  • “I’M SHOCKED!” – Lindsey Graham Says Before The IG Report He Didn’t Buy Into The Anti-Trump Deep State (RIGHT SCOOP, by SooperMexican | June 15, 2018)
  • No Obstruction If Boss Cans Insubordinate Subordinate (AMERICAN SPECTATOR, by Dov Fischer | June 15, 2018)
  • Viva Le Resistance: How Political Bias Infected FBI Trump, Clinton Probes (WASHINGTON EXAMINER, by Byron York | June 15, 2018)
  • The Strange Tale of How the FBI’s Anti-Trump Bias Helped Elect Trump (NATIONAL REVIEW, by David French | June 15, 2018)
  • The Anatomy of a Partisan Pile-Up (AMERICAN SPECTATOR, by George Neumayr | June 15, 2018)
  • The FBI Inspector General Report Directly Criticized President Obama (NATIONAL REVIEW, by Dan Mclaughlin | June 15, 2018)
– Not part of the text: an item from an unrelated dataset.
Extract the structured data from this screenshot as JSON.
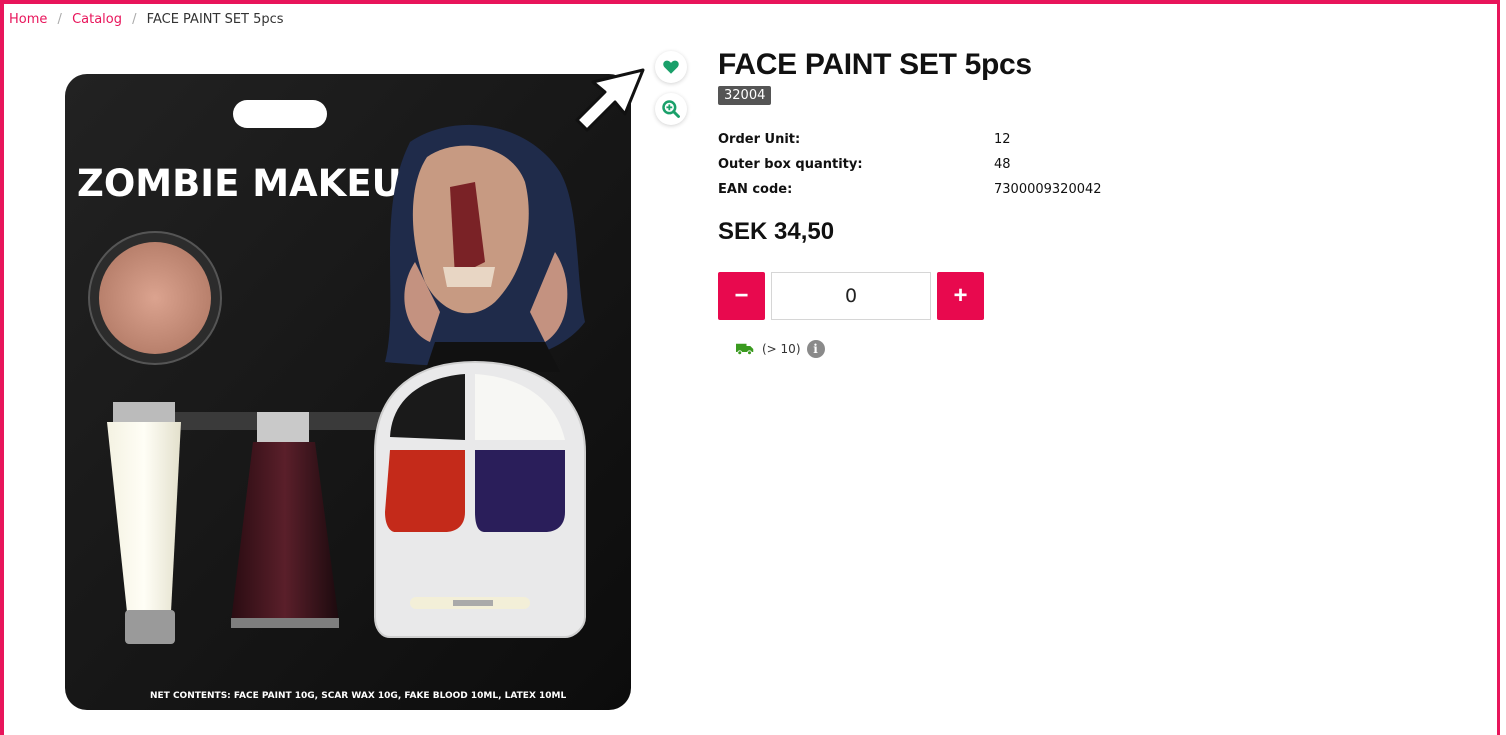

  • ‘No. No, He’s Not. We’ll Stop It.” (AMERICAN SPECTATOR, by Scott Mckay | June 15, 2018)
  • President Trump Responds To IG Report (POWERLINE, by John Hinderaker | June 15, 2018)
  • Comey Responds To IG Report (POWERLINE, by Scott Johnson | June 15, 2018)
  • IG Report: FBI Agents Found Huma Abedin Deleting Classified/Hillary Emails From Yahoo Account But Failed to Subpoena Her Devices (GATEWAY PUNDIT, by Cristina Laila | June 15, 2018)
  • Horowitz Confirms He Did NOT Recover All ‘Missing’ Strzok-Page Text Messages (GATEWAY PUNDIT, by Cristina Laila | June 15, 2018)
  • Strzok’s “We’ll Stop It” Text Was Certainly Inappropriate, Says… Hillary’s Campaign Manager (HOT AIR, by Allahpundit | June 15, 2018)
  • DEEP STATE Scrubbed Obama’s Name from FBI Report on Hillary’s Emails (GATEWAY PUNDIT, by Jim Hoft | June 15, 2018)
  • FBI Agent Who Questioned Hillary for Email Probe Called Her ‘the President’—4 Months Before Election (CNS NEWS, by Terence P. Jeffrey | June 15, 2018)
  • Comey’s FBI Was Protecting The Legitimacy Of The Presumed Clinton Presidency (THE FEDERALIST, by David Marcus | June 15, 2018)
  • Giuliani Urges Suspension of Mueller’s Russia Probe in Wake of Watchdog Report (WESTERN JOURNAL, by Jack Davis | June 15, 2018)
  • FBI IG Report: A Slap On The Wrist (FRONTPAGE MAGAZINE, by Joseph Klein | June 15, 2018)
  • WSJ Columnist: Hey, The ‘No Bias’ Claim In DOJ IG Report Is Not What It Seems (TOWNHALL, by Matt Vespa | June 15, 2018)
  • House Judiciary Chair: Bring Me Peter Strzok (HOT AIR, by Allahpundit | June 15, 2018)
  • Trump: Aren’t You Glad I Fired Comey Now? (HOT AIR, by Ed Morrissey | June 15, 2018)

  • Problems at the Justice Department and FBI Are Serious (NATIONAL REVIEW, by Andrew McCarthy | June 16, 2018)
  • How the FBI’s Keystone Cops Hurt the Candidate They Sought to Help (AMERICAN SPECTATOR, by Daniel Flynn | June 16, 2018)
  • Are Federal and State Prosecutors Out of Control? (TOWNHALL, by Brian McNicoll | June 16, 2018)
  • HERE IT IS: The Top 10 Different Reasons The IG’s Report On the Clinton Email ‘Matter’ Is Flawed – Obama’s Deep State Runs Deep (GATEWAY PUNDIT, by Jim Hoft | June 16, 2018)